What Are Repo And Reverse Repo Rates?

30 August 2022
2 mins read
Repo rates are often used by RBI to control inflation or infuse money into the economy. This blog explains repo and reverse repo rates and their impact on the economy.
What Are Repo And Reverse Repo Rates?

Let us see what repo and reverse repo rates are and how they affect the economy.

Banks charge interest rates on loans and pay interest on deposits. These interest rates are influenced by the rate at which funds change hands between the central bank, i.e., the Reserve Bank of India (RBI) and banks. The rates at which RBI and banks exchange funds are a part of monetary policy and are called repo and reverse repo rates.

As you deposit and borrow money from commercial banks, commercial banks borrow and deposit cash with RBI. The interest rates charged or paid to the commercial banks on borrowing and lending are repo and reverse repo rates. Repo stands for Repurchase Option and is an agreement between RBI and other banks.

The rate at which RBI lends money to commercial banks against government securities is called the Repo rate.

The reverse repo rate is when RBI borrows from the banks, i.e., the interest the RBI pays to the banks when they park their excess money with RBI.

reverse repo rate

How do these rates affect the economy?

Depending on the repo and reverse repo rates, the banks determine the interest rates on deposits and loans, which in turn influences economic activities. Let’s see how this works.

When the repo rates are low, banks get funds from RBI at lower rates. This enables banks to bring down interest rates making loans affordable. The lower interest rates also do not attract savings. Thus, money is infused into the economy, increasing economic activities. Therefore, RBI reduces the repo rates whenever it wants to encourage economic activity. 

On the other hand, reverse repo rates are used when there is high inflation due to excess liquidity in the economy. During those times, RBI increases the reverse repo rate to attract banks to deposit funds with RBI to earn higher interest. Decreased funds prevent banks from extending loans to consumers. Hence, reverse repo rates are increased to pull back excess money from the market/system.

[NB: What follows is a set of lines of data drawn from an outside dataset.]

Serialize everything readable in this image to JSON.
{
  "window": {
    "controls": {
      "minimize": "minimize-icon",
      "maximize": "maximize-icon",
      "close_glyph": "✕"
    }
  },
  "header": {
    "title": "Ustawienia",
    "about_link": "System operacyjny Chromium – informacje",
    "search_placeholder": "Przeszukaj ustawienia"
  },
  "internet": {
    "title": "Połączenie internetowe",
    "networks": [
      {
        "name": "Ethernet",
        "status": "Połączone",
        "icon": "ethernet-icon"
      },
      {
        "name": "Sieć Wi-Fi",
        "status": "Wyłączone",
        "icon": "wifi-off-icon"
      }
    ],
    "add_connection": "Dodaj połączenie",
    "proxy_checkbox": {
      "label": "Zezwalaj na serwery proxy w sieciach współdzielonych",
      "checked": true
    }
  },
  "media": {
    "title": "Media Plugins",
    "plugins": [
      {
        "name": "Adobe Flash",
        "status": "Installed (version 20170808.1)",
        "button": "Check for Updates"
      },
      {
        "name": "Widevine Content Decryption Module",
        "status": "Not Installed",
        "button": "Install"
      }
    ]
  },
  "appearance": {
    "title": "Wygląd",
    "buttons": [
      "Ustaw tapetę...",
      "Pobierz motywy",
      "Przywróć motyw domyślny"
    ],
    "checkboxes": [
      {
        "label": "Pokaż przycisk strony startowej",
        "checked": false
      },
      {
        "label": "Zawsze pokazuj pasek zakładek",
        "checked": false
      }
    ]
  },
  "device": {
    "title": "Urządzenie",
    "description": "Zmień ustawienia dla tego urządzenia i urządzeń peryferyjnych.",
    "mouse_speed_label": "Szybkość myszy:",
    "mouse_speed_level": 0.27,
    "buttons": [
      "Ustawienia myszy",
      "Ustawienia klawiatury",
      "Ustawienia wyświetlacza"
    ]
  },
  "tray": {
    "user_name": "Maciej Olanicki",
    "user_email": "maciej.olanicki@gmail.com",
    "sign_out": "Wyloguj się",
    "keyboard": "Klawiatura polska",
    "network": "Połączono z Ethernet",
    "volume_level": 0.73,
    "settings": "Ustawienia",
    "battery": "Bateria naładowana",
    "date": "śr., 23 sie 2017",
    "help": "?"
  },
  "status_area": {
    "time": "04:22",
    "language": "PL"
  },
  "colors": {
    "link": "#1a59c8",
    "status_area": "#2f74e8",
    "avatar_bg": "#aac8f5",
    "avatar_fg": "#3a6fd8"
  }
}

Repo and reverse repo rates are essential constituents of monetary policy. They are also referred to as benchmark interest rates as the change in these rates influences the nation’s economy.

Disclaimer: This blog is exclusively for educational purposes.